Will it work? Yes. But you will need a speaker selector for that. If you are going to be absolutely hard-core audiophile and do serious critical listening dont get a speaker selector and instead spend $219 and get an Emotiva A-100 it's a perfect solution for a second zone and you can take a loop out from the integrated to feed the second zone. You don't get trigger-level automation, that's the only thing. The Emotiva can turn on and off when it senses an audio signal so it may be ideal for you.

If you are going for a higher end integrated like the Simaudio pieces then you will have a sweet setup.

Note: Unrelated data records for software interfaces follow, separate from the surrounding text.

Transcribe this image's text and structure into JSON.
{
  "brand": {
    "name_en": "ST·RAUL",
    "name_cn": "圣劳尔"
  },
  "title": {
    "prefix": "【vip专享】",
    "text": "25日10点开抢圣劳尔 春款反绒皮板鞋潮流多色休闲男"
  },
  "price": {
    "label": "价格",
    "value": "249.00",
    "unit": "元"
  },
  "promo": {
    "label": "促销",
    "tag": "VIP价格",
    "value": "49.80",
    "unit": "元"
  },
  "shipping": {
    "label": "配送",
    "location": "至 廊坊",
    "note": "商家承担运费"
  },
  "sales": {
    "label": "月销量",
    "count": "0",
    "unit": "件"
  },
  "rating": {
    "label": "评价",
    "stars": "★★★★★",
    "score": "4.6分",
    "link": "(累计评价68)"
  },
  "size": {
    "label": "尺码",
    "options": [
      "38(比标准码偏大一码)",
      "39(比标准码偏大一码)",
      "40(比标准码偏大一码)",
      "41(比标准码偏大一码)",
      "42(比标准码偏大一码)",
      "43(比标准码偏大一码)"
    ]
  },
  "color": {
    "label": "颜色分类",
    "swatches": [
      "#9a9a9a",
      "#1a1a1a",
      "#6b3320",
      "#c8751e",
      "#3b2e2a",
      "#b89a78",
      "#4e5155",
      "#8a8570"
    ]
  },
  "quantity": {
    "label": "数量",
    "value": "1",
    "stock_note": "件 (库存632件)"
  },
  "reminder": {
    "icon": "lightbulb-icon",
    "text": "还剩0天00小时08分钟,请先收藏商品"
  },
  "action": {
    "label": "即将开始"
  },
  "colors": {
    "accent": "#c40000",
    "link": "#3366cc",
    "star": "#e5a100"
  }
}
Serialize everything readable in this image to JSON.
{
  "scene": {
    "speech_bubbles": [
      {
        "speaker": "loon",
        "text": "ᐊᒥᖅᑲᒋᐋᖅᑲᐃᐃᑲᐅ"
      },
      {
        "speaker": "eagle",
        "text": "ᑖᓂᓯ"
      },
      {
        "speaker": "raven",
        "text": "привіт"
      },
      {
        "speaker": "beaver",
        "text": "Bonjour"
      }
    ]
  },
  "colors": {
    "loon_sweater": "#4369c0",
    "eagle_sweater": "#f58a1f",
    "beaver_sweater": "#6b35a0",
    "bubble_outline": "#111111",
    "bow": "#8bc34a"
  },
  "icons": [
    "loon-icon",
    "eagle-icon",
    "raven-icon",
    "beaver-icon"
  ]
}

It just sounds to me from your posts that you are trying to fly through this. Forgive me if I misunderstand your posts as its just text without inflection. But if you have no control at all of your acoustics or speaker placement, it will seriously impair your system's potential. Speaker placement and room acoustics are absolutely critical. And it constantly amazes me how mediocre speakers can sound great and fantastic speakers can sound mediocre depending on the room, acoustics, and placement. So, I think it's fantastic that you have a sizeable budget; but I'd hate for you to spend $$$ and not get the enjoyment and quality you could if the system were setup properly. Again, if you have all that under control and planned out that's great and don't mean to be insulting.
No offense taken at all.
I am now researching things that can be done to make the room better acoustically. If you have a website for this i would appreciate if you could pass that along. I believe this must be worked out 1st. Which Simaudio pieces do you recommend?

The simaudio integrated at 100wpc. I think it is the 3.3. It's on sale now as they came out with a new model. Fantastic sound and build. Will be about 3k. That is great because you support local dealers and get full warranty. Recent issues of stereophile have highlighted some dealers, if I recall, advertising the sale.

In terms of acoustics I think you need to decide if it is a dedicated listening space or living space. You would be amazed how much carpeting and drapery can do. Heavy drapery is better. Acoustic treatment is an art as much as a science. Go to. and Great sites and they will do a remote room analysis. They have artistic panels that will look more like pictures than ugly panels. Start there. Also or have lots of good intro articles on the subject.
This is the Simaudio unit. It was previously the i3.3. I've heard this unit in person for an extended listening session driving Dynaudio speakers. I really, really liked it--a lot. Amazing control of the speakers--especially the mid and lower bass.